*Task item*
Write out all the data again, exactly as shown.

Data about app and page elements
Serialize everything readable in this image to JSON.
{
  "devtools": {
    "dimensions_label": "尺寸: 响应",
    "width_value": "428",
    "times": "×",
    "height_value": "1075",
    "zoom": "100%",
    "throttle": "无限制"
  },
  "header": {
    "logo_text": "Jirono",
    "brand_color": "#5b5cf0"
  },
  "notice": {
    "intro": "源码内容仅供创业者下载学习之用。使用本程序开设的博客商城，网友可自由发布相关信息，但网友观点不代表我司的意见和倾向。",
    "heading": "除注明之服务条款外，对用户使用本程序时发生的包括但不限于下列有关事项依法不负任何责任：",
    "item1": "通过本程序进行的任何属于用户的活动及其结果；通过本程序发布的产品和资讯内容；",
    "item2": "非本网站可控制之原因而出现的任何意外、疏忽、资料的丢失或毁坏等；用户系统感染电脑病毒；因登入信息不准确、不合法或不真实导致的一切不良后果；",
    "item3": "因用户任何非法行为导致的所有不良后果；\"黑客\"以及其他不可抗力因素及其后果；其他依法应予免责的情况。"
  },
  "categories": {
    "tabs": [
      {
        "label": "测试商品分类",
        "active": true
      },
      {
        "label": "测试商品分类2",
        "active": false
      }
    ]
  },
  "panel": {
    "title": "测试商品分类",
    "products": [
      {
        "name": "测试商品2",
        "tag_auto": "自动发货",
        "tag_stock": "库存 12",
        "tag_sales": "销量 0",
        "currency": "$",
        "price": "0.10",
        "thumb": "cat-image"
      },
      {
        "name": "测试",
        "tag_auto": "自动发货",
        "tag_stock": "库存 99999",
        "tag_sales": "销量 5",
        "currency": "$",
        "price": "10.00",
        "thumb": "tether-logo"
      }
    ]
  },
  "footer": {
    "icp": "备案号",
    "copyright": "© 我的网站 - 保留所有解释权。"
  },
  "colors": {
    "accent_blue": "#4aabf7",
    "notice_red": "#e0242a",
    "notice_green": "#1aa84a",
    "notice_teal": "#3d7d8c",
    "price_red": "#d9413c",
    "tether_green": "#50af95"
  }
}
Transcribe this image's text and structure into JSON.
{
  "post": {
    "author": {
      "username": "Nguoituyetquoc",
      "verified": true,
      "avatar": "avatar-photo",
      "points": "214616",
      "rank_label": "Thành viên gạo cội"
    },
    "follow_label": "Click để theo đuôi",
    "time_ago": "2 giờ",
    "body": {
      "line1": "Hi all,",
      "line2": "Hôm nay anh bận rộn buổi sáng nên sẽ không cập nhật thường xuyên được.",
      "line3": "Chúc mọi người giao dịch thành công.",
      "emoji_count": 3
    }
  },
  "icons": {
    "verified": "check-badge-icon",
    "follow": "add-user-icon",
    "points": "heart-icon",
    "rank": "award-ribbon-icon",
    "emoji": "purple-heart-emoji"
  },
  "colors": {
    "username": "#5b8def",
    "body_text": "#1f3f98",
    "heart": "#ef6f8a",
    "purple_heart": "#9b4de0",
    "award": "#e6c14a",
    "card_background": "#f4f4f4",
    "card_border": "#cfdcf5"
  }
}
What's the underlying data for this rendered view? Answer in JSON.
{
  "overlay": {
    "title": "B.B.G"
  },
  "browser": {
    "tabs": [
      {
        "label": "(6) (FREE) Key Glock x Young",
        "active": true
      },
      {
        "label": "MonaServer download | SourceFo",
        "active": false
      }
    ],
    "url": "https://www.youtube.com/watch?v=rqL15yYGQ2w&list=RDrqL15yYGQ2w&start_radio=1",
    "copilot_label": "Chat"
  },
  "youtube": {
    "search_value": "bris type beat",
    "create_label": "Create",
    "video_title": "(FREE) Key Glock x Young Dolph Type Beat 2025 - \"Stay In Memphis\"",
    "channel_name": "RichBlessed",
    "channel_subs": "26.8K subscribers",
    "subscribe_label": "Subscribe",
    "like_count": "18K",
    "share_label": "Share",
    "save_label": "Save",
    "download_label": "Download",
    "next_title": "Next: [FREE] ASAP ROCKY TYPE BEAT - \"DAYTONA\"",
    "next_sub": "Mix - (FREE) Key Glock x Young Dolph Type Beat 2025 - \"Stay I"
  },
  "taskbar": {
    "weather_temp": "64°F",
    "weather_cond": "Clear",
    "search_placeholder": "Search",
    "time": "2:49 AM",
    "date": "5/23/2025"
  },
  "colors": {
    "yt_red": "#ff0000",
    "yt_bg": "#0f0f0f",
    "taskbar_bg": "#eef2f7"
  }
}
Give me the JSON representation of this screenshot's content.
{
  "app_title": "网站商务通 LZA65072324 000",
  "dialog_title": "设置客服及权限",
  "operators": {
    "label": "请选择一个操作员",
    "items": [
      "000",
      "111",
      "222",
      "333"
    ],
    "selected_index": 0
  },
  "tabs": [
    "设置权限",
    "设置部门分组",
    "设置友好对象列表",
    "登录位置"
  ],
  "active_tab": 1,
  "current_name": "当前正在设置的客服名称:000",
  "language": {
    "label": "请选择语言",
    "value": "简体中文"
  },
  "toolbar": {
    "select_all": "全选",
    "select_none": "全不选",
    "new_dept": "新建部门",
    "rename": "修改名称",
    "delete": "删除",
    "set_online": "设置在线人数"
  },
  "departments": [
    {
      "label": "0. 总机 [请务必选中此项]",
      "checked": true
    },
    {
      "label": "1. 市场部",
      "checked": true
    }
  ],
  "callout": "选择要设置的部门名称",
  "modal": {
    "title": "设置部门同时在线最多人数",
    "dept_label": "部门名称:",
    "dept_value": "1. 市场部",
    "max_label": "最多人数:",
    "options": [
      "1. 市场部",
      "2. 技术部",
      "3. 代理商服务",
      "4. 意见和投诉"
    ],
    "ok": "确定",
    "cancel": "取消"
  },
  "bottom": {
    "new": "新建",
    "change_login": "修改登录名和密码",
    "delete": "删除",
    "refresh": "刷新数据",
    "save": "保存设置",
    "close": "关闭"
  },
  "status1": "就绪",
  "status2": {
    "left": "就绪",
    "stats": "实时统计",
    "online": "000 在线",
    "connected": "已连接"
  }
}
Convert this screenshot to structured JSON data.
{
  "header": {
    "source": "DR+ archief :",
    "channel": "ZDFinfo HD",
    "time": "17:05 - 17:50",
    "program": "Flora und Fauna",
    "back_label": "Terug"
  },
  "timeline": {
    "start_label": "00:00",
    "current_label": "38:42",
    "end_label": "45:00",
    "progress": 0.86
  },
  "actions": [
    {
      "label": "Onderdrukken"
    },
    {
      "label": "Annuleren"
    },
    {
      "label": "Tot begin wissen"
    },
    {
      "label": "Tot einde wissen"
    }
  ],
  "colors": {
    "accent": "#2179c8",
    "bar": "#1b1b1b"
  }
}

*Output below*
Serialize everything readable in this image to JSON.
{
  "devtools": {
    "dimensions_label": "尺寸: 响应",
    "width_value": "428",
    "times": "×",
    "height_value": "1075",
    "zoom": "100%",
    "throttle": "无限制"
  },
  "header": {
    "logo_text": "Jirono",
    "brand_color": "#5b5cf0"
  },
  "notice": {
    "intro": "源码内容仅供创业者下载学习之用。使用本程序开设的博客商城，网友可自由发布相关信息，但网友观点不代表我司的意见和倾向。",
    "heading": "除注明之服务条款外，对用户使用本程序时发生的包括但不限于下列有关事项依法不负任何责任：",
    "item1": "通过本程序进行的任何属于用户的活动及其结果；通过本程序发布的产品和资讯内容；",
    "item2": "非本网站可控制之原因而出现的任何意外、疏忽、资料的丢失或毁坏等；用户系统感染电脑病毒；因登入信息不准确、不合法或不真实导致的一切不良后果；",
    "item3": "因用户任何非法行为导致的所有不良后果；\"黑客\"以及其他不可抗力因素及其后果；其他依法应予免责的情况。"
  },
  "categories": {
    "tabs": [
      {
        "label": "测试商品分类",
        "active": true
      },
      {
        "label": "测试商品分类2",
        "active": false
      }
    ]
  },
  "panel": {
    "title": "测试商品分类",
    "products": [
      {
        "name": "测试商品2",
        "tag_auto": "自动发货",
        "tag_stock": "库存 12",
        "tag_sales": "销量 0",
        "currency": "$",
        "price": "0.10",
        "thumb": "cat-image"
      },
      {
        "name": "测试",
        "tag_auto": "自动发货",
        "tag_stock": "库存 99999",
        "tag_sales": "销量 5",
        "currency": "$",
        "price": "10.00",
        "thumb": "tether-logo"
      }
    ]
  },
  "footer": {
    "icp": "备案号",
    "copyright": "© 我的网站 - 保留所有解释权。"
  },
  "colors": {
    "accent_blue": "#4aabf7",
    "notice_red": "#e0242a",
    "notice_green": "#1aa84a",
    "notice_teal": "#3d7d8c",
    "price_red": "#d9413c",
    "tether_green": "#50af95"
  }
}
Transcribe this image's text and structure into JSON.
{
  "post": {
    "author": {
      "username": "Nguoituyetquoc",
      "verified": true,
      "avatar": "avatar-photo",
      "points": "214616",
      "rank_label": "Thành viên gạo cội"
    },
    "follow_label": "Click để theo đuôi",
    "time_ago": "2 giờ",
    "body": {
      "line1": "Hi all,",
      "line2": "Hôm nay anh bận rộn buổi sáng nên sẽ không cập nhật thường xuyên được.",
      "line3": "Chúc mọi người giao dịch thành công.",
      "emoji_count": 3
    }
  },
  "icons": {
    "verified": "check-badge-icon",
    "follow": "add-user-icon",
    "points": "heart-icon",
    "rank": "award-ribbon-icon",
    "emoji": "purple-heart-emoji"
  },
  "colors": {
    "username": "#5b8def",
    "body_text": "#1f3f98",
    "heart": "#ef6f8a",
    "purple_heart": "#9b4de0",
    "award": "#e6c14a",
    "card_background": "#f4f4f4",
    "card_border": "#cfdcf5"
  }
}
What's the underlying data for this rendered view? Answer in JSON.
{
  "overlay": {
    "title": "B.B.G"
  },
  "browser": {
    "tabs": [
      {
        "label": "(6) (FREE) Key Glock x Young",
        "active": true
      },
      {
        "label": "MonaServer download | SourceFo",
        "active": false
      }
    ],
    "url": "https://www.youtube.com/watch?v=rqL15yYGQ2w&list=RDrqL15yYGQ2w&start_radio=1",
    "copilot_label": "Chat"
  },
  "youtube": {
    "search_value": "bris type beat",
    "create_label": "Create",
    "video_title": "(FREE) Key Glock x Young Dolph Type Beat 2025 - \"Stay In Memphis\"",
    "channel_name": "RichBlessed",
    "channel_subs": "26.8K subscribers",
    "subscribe_label": "Subscribe",
    "like_count": "18K",
    "share_label": "Share",
    "save_label": "Save",
    "download_label": "Download",
    "next_title": "Next: [FREE] ASAP ROCKY TYPE BEAT - \"DAYTONA\"",
    "next_sub": "Mix - (FREE) Key Glock x Young Dolph Type Beat 2025 - \"Stay I"
  },
  "taskbar": {
    "weather_temp": "64°F",
    "weather_cond": "Clear",
    "search_placeholder": "Search",
    "time": "2:49 AM",
    "date": "5/23/2025"
  },
  "colors": {
    "yt_red": "#ff0000",
    "yt_bg": "#0f0f0f",
    "taskbar_bg": "#eef2f7"
  }
}
Give me the JSON representation of this screenshot's content.
{
  "app_title": "网站商务通 LZA65072324 000",
  "dialog_title": "设置客服及权限",
  "operators": {
    "label": "请选择一个操作员",
    "items": [
      "000",
      "111",
      "222",
      "333"
    ],
    "selected_index": 0
  },
  "tabs": [
    "设置权限",
    "设置部门分组",
    "设置友好对象列表",
    "登录位置"
  ],
  "active_tab": 1,
  "current_name": "当前正在设置的客服名称:000",
  "language": {
    "label": "请选择语言",
    "value": "简体中文"
  },
  "toolbar": {
    "select_all": "全选",
    "select_none": "全不选",
    "new_dept": "新建部门",
    "rename": "修改名称",
    "delete": "删除",
    "set_online": "设置在线人数"
  },
  "departments": [
    {
      "label": "0. 总机 [请务必选中此项]",
      "checked": true
    },
    {
      "label": "1. 市场部",
      "checked": true
    }
  ],
  "callout": "选择要设置的部门名称",
  "modal": {
    "title": "设置部门同时在线最多人数",
    "dept_label": "部门名称:",
    "dept_value": "1. 市场部",
    "max_label": "最多人数:",
    "options": [
      "1. 市场部",
      "2. 技术部",
      "3. 代理商服务",
      "4. 意见和投诉"
    ],
    "ok": "确定",
    "cancel": "取消"
  },
  "bottom": {
    "new": "新建",
    "change_login": "修改登录名和密码",
    "delete": "删除",
    "refresh": "刷新数据",
    "save": "保存设置",
    "close": "关闭"
  },
  "status1": "就绪",
  "status2": {
    "left": "就绪",
    "stats": "实时统计",
    "online": "000 在线",
    "connected": "已连接"
  }
}
Convert this screenshot to structured JSON data.
{
  "header": {
    "source": "DR+ archief :",
    "channel": "ZDFinfo HD",
    "time": "17:05 - 17:50",
    "program": "Flora und Fauna",
    "back_label": "Terug"
  },
  "timeline": {
    "start_label": "00:00",
    "current_label": "38:42",
    "end_label": "45:00",
    "progress": 0.86
  },
  "actions": [
    {
      "label": "Onderdrukken"
    },
    {
      "label": "Annuleren"
    },
    {
      "label": "Tot begin wissen"
    },
    {
      "label": "Tot einde wissen"
    }
  ],
  "colors": {
    "accent": "#2179c8",
    "bar": "#1b1b1b"
  }
}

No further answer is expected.